Killer whales under threat from persistent PCB chemicals, yet emissions continue

11th Aug 2017

Although PCBs (Polychlorinated Biphenyls) were phased out in the 1908s, their impacts on top predators, such as orcas, continue.  In this blog by Charlotte Coquard, she looks at current research into PCSs and their continued impact on our marine environment. Charlotte argues that more needs to be done – including by the EU – to prevent ongoing PCB releases from building products and to ensure that all sources are dealt with.

PCBs are a group of chemicals which were produced in large quantities by companies and were widely used in electrical equipment, sealants and paints. Their production was phased out in the mid 1980’s in Europe, and they are now banned by the global Stockholm convention, as they were found to be toxic and to accumulate in wildlife and people. Despite these bans, releases of PCBs to the environment continue because they are present in building products and electrical equipment. 

A study by The Institute for Zoology and the Zoological Society of London (ZSL) has been project looking at stranded cetaceans (whales and dolphins), and this revealed the scale of the problem. European waters are a “hot spot” for PCBs and although concentrations of PCBs in cetaceans started to decline after the EU ban, they have since stabilised at very high levels in striped dolphins, bottlenose dolphins and killer whales.

The scientists’ analysis was that the levels of PCBs in the cetaceans were high enough to cause reproductive declines and suppress population recovery.
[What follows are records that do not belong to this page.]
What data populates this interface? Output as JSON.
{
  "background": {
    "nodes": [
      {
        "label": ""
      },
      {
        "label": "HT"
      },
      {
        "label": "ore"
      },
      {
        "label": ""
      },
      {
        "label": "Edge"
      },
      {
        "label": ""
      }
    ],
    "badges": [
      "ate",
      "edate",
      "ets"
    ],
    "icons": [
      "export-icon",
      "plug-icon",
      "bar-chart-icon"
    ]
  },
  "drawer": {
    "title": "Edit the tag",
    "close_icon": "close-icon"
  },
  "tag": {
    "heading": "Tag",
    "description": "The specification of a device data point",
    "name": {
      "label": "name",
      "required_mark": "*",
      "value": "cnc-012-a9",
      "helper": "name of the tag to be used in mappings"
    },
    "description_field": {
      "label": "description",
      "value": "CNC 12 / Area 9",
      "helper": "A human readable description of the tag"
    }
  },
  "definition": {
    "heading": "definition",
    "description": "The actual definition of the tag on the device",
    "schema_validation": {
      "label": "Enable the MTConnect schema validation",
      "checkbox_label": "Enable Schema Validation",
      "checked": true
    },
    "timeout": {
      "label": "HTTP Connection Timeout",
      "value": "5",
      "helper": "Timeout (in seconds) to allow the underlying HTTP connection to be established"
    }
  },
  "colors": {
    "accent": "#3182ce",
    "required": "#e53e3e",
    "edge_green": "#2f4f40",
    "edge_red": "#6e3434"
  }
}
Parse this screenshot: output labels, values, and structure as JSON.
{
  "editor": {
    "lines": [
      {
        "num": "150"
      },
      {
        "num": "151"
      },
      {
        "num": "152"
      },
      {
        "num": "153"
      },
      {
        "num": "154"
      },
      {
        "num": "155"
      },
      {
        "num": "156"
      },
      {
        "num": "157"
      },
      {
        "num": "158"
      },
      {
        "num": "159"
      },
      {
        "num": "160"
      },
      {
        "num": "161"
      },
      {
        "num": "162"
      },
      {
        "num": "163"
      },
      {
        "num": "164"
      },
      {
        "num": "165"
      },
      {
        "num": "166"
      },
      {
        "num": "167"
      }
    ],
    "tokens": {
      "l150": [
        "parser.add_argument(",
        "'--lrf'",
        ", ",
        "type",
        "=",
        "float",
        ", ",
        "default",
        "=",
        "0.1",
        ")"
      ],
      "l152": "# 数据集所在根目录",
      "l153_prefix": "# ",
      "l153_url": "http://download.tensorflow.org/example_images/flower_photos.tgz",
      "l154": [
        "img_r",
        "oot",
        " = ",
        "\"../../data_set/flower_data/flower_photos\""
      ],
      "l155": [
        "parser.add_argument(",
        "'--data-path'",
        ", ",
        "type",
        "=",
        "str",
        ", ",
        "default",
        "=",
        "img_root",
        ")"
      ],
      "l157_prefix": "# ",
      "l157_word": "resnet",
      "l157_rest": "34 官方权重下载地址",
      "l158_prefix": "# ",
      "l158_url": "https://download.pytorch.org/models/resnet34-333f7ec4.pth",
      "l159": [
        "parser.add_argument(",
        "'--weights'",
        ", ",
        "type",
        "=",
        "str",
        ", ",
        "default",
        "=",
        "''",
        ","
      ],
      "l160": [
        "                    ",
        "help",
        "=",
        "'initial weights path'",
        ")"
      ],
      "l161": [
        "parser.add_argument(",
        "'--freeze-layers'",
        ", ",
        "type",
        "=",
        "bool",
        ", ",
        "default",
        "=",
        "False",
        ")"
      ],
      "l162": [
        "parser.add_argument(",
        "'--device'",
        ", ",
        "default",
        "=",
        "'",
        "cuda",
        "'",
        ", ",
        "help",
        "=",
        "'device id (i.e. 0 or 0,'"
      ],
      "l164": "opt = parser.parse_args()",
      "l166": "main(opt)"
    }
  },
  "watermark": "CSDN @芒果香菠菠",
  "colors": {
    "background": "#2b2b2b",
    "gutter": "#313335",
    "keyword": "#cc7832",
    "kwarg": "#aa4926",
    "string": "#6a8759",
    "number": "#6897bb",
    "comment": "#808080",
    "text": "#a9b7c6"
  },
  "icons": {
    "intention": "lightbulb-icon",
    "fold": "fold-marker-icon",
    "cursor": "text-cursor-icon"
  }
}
They also noted that populations are declining. A small pod of killer whales has been monitored around North West Scotland and Western Ireland waters, for 19 years, but not a single calf has been seen. The pod is facing extinction; killer whale populations are also in serious decline around the rest of Europe.

A recent autopsy of a UK killer whale, found dead and entangled in fish lines, revealed that the whale had accumulated 950mg/kg of PCBs in its blubber – more than 100 times the 9mg/kg limit considered as safe.

The autopsy also indicated also that the old whale (around 20 years) had never produced a calf. The scientists suggest that it is possible that PCBs had affected the orcas’ brain, because killer whales are clever animals which are almost never found entangled in fish lines.

PCBs hardly break down and therefore persist for decades in the natural environment, travelling long distance and polluting the remotest places on earth such as the Artic or the deepest trenches of the ocean.

PCBs bioaccumulate in the food chain, building up in fatty tissues, with those animals at the top of the food chain (like killer whales and humans) the most contaminated.

These persistent properties mean that, although their use was phased out, they are still present in the environment.

Read Charlotte's full blog here